Whenever the word "claimed" turns up in a line of the data below, copy that line.

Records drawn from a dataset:
══════════════════════════════

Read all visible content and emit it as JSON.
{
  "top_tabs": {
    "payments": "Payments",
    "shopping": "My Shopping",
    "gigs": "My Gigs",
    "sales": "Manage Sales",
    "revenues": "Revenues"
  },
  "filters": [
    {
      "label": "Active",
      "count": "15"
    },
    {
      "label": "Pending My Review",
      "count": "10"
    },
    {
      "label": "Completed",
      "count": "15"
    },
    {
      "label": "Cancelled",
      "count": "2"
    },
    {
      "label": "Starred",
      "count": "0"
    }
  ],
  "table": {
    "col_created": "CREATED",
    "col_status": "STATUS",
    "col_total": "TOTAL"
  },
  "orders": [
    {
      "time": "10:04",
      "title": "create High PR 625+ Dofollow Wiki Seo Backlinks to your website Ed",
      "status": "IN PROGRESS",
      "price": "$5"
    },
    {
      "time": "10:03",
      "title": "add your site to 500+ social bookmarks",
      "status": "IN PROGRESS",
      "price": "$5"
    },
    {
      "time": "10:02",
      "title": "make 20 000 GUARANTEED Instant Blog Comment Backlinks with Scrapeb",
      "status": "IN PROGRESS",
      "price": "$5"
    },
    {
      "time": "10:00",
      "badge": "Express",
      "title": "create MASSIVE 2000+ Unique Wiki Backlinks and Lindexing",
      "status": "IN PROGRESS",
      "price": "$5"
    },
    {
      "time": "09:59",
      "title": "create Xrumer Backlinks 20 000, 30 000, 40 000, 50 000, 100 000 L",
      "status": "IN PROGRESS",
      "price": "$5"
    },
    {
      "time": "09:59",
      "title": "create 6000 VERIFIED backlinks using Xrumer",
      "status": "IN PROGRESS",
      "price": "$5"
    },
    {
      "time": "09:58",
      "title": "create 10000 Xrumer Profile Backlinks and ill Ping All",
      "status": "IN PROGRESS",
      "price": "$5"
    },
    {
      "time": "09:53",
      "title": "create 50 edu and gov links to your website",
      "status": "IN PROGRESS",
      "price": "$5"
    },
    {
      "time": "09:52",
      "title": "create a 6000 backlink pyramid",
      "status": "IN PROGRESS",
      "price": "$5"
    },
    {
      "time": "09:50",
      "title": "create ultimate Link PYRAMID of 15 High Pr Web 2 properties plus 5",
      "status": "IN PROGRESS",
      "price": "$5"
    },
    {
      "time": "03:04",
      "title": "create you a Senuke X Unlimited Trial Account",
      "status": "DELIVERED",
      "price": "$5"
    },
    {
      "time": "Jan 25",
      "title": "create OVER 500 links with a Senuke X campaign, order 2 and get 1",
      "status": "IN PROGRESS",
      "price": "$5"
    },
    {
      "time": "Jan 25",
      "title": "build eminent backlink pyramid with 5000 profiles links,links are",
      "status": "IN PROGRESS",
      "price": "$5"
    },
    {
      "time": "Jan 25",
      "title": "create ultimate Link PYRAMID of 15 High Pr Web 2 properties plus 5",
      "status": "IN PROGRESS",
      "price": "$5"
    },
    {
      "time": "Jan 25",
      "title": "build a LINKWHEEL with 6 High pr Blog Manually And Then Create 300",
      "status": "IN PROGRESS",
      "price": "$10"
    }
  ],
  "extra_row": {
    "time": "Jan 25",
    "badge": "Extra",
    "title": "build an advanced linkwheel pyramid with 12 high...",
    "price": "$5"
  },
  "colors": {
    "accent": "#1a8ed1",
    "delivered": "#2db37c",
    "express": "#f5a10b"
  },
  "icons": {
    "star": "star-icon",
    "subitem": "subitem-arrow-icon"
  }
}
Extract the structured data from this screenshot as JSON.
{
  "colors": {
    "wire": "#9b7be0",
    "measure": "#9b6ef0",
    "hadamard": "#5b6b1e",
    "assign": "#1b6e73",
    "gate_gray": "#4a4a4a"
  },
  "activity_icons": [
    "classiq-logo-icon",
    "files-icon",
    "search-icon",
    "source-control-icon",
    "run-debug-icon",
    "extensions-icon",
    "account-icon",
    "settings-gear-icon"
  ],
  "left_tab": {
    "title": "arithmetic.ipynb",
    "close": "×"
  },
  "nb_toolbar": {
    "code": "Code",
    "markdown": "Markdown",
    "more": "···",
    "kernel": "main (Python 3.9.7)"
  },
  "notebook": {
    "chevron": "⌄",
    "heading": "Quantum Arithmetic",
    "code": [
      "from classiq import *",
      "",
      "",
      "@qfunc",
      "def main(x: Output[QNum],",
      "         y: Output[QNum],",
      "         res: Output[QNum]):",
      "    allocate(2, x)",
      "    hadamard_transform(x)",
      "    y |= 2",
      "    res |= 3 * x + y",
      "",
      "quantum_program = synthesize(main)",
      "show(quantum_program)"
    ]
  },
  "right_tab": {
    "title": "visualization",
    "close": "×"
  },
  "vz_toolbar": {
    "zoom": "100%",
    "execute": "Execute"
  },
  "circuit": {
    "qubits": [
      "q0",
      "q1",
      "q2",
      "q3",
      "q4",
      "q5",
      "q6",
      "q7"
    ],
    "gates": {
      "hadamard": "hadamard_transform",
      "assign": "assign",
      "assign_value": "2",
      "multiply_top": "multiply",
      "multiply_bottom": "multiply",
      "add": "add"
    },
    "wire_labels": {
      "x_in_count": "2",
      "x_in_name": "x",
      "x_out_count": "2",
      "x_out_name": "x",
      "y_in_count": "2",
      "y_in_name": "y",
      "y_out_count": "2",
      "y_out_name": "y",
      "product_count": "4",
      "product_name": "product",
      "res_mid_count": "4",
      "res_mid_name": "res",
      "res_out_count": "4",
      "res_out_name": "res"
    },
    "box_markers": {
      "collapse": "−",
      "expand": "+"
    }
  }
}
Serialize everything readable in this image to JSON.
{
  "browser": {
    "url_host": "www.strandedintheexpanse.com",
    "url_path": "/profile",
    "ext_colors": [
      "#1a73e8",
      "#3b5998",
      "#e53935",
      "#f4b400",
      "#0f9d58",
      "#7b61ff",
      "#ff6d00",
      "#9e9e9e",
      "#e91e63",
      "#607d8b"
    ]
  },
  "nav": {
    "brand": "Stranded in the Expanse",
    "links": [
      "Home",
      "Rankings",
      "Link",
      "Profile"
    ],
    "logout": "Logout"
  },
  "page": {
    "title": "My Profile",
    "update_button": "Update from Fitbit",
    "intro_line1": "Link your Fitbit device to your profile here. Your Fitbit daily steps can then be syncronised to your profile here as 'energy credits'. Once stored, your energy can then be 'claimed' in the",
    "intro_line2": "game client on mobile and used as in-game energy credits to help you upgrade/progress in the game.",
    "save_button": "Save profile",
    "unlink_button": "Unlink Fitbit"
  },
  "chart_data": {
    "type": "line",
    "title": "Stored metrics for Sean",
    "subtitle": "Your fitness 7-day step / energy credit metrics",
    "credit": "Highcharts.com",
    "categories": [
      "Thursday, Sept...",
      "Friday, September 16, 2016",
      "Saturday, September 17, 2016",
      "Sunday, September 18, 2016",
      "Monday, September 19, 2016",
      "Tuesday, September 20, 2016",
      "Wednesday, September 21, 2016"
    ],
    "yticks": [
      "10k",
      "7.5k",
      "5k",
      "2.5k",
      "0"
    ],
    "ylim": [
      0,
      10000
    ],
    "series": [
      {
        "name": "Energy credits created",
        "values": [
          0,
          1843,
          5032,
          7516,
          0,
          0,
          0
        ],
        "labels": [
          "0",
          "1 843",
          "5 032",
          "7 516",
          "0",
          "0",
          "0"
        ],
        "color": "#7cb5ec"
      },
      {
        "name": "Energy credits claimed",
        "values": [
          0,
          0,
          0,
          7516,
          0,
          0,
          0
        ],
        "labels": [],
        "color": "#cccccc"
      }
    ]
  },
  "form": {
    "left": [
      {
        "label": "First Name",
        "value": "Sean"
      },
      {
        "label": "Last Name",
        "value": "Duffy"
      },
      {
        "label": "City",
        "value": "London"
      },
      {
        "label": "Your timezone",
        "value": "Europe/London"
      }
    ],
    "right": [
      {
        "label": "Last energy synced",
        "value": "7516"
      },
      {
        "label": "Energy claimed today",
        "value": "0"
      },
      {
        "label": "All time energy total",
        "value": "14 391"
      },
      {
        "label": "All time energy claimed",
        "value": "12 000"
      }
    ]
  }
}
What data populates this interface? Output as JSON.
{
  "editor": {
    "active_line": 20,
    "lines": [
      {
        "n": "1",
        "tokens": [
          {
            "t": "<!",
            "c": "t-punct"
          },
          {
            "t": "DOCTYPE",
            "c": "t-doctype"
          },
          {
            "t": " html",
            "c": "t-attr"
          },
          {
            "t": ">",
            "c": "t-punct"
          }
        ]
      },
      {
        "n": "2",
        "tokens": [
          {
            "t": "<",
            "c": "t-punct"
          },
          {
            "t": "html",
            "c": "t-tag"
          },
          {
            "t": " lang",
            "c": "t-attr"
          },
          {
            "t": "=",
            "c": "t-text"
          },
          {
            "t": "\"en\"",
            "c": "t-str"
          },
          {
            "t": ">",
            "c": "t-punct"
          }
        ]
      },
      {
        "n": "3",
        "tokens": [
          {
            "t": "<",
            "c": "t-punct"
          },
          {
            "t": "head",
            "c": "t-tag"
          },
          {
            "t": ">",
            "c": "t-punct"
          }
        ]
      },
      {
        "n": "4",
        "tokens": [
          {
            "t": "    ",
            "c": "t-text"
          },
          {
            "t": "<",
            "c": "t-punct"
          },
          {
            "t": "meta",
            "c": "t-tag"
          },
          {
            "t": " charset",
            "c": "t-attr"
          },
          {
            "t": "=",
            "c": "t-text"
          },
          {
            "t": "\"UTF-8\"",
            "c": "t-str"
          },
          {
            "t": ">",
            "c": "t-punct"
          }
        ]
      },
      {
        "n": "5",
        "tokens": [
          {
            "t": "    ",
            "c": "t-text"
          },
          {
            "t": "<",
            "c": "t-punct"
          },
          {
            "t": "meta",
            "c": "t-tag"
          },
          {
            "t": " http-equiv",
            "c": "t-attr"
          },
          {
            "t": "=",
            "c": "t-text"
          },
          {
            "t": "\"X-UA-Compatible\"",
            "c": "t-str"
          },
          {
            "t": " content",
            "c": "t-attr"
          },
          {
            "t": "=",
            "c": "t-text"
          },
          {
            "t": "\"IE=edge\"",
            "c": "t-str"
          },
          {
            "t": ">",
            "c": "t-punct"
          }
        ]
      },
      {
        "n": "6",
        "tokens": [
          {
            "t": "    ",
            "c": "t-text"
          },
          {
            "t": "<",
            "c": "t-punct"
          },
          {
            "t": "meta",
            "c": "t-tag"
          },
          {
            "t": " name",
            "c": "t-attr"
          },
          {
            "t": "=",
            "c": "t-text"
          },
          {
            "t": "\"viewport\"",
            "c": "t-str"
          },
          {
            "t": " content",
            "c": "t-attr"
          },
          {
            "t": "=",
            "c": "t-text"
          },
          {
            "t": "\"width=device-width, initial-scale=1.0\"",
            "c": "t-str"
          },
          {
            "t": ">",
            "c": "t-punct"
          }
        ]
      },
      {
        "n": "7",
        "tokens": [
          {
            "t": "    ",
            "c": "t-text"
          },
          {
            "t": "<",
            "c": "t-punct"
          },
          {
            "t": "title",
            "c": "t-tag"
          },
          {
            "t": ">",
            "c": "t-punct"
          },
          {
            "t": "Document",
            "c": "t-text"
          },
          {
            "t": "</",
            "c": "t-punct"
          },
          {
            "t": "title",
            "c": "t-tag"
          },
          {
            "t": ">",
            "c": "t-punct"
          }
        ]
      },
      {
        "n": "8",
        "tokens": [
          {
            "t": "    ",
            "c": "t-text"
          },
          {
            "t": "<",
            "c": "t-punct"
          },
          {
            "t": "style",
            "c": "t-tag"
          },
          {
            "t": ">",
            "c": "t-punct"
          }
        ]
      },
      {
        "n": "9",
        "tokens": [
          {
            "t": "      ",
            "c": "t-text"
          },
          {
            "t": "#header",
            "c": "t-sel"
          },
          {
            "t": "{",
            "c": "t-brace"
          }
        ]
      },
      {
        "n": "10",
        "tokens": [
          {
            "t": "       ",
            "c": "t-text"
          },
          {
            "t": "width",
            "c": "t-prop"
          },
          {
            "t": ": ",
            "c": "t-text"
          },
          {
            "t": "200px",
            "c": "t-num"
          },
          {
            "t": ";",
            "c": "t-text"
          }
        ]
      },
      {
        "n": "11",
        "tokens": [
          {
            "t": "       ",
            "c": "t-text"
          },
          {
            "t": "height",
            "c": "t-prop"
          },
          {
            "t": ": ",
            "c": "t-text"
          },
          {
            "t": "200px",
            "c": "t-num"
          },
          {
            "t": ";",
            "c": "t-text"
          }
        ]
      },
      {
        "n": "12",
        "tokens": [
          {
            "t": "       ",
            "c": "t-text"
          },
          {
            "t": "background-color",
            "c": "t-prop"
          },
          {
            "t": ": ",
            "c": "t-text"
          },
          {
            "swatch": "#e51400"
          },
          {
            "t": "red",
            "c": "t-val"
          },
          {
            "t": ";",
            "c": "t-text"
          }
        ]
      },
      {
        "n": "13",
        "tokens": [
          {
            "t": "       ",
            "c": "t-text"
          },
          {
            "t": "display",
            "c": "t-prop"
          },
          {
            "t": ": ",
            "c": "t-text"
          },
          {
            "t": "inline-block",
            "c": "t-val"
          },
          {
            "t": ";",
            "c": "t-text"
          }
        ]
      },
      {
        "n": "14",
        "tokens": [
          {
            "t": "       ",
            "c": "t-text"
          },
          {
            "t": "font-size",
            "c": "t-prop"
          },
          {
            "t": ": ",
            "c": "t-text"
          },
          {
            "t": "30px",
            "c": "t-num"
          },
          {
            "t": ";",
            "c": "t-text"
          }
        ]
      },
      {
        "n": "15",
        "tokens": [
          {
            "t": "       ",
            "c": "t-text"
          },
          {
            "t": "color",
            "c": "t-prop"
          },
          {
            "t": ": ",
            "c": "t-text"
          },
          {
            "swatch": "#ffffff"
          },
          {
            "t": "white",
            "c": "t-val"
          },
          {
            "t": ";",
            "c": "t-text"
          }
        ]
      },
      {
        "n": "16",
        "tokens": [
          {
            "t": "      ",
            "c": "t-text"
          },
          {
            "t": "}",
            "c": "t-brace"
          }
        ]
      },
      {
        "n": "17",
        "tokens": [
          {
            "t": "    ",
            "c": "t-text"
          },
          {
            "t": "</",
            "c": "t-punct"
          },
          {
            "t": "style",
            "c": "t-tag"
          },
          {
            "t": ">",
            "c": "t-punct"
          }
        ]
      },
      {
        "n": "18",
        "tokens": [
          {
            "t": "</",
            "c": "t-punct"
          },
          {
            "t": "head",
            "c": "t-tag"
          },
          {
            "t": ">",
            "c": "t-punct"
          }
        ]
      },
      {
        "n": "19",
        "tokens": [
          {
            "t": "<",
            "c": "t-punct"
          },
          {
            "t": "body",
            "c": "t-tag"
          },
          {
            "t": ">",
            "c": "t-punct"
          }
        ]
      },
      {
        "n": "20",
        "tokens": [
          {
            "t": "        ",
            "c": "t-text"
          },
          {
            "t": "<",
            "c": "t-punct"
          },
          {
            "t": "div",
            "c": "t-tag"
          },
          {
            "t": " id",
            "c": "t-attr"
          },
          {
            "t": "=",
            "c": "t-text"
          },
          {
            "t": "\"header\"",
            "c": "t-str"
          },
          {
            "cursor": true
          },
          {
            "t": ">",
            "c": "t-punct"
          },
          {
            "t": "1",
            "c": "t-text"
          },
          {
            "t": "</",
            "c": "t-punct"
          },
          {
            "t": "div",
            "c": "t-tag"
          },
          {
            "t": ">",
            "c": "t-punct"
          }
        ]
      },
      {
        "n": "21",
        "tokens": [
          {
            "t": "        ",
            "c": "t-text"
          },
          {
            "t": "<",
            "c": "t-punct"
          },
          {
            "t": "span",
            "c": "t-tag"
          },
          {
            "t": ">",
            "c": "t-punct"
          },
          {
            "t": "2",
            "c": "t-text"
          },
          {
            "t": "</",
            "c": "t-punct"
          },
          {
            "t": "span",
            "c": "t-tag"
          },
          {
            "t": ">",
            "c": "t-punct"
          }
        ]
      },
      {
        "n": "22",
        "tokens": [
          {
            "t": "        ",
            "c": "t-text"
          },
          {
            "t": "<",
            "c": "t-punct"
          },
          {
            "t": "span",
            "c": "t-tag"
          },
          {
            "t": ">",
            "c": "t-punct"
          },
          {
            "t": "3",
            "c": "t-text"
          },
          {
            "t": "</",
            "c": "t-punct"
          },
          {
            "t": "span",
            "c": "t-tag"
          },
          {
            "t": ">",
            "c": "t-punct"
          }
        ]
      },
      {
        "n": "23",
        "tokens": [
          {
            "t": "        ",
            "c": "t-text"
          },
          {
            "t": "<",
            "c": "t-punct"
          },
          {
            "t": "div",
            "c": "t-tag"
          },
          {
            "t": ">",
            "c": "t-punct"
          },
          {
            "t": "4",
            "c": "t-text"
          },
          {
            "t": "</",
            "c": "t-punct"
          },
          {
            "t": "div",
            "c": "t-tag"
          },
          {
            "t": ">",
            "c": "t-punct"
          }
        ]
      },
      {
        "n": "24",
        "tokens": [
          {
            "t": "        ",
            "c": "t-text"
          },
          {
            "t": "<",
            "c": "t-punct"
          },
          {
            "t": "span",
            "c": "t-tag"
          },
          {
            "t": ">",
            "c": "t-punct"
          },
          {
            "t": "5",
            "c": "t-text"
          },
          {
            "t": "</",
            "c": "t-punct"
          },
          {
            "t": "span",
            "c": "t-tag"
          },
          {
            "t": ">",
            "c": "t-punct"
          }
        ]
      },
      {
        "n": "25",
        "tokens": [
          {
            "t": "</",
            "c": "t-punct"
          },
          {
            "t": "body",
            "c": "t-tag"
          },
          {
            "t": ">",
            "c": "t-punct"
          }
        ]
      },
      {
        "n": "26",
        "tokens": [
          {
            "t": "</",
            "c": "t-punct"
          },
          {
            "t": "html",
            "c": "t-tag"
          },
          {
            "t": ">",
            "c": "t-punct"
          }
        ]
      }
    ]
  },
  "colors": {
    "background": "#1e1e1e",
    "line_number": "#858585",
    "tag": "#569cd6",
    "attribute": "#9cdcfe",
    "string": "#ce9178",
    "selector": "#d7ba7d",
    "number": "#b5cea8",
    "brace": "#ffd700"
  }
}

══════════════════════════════

> [FINISHED TASK]
    "intro_line1": "Link your Fitbit device to your profile here. Your Fitbit daily steps can then be syncronised to your profile here as 'energy credits'. Once stored, your energy can then be 'claimed' in the",
        "name": "Energy credits claimed",
        "label": "Energy claimed today",
        "label": "All time energy claimed",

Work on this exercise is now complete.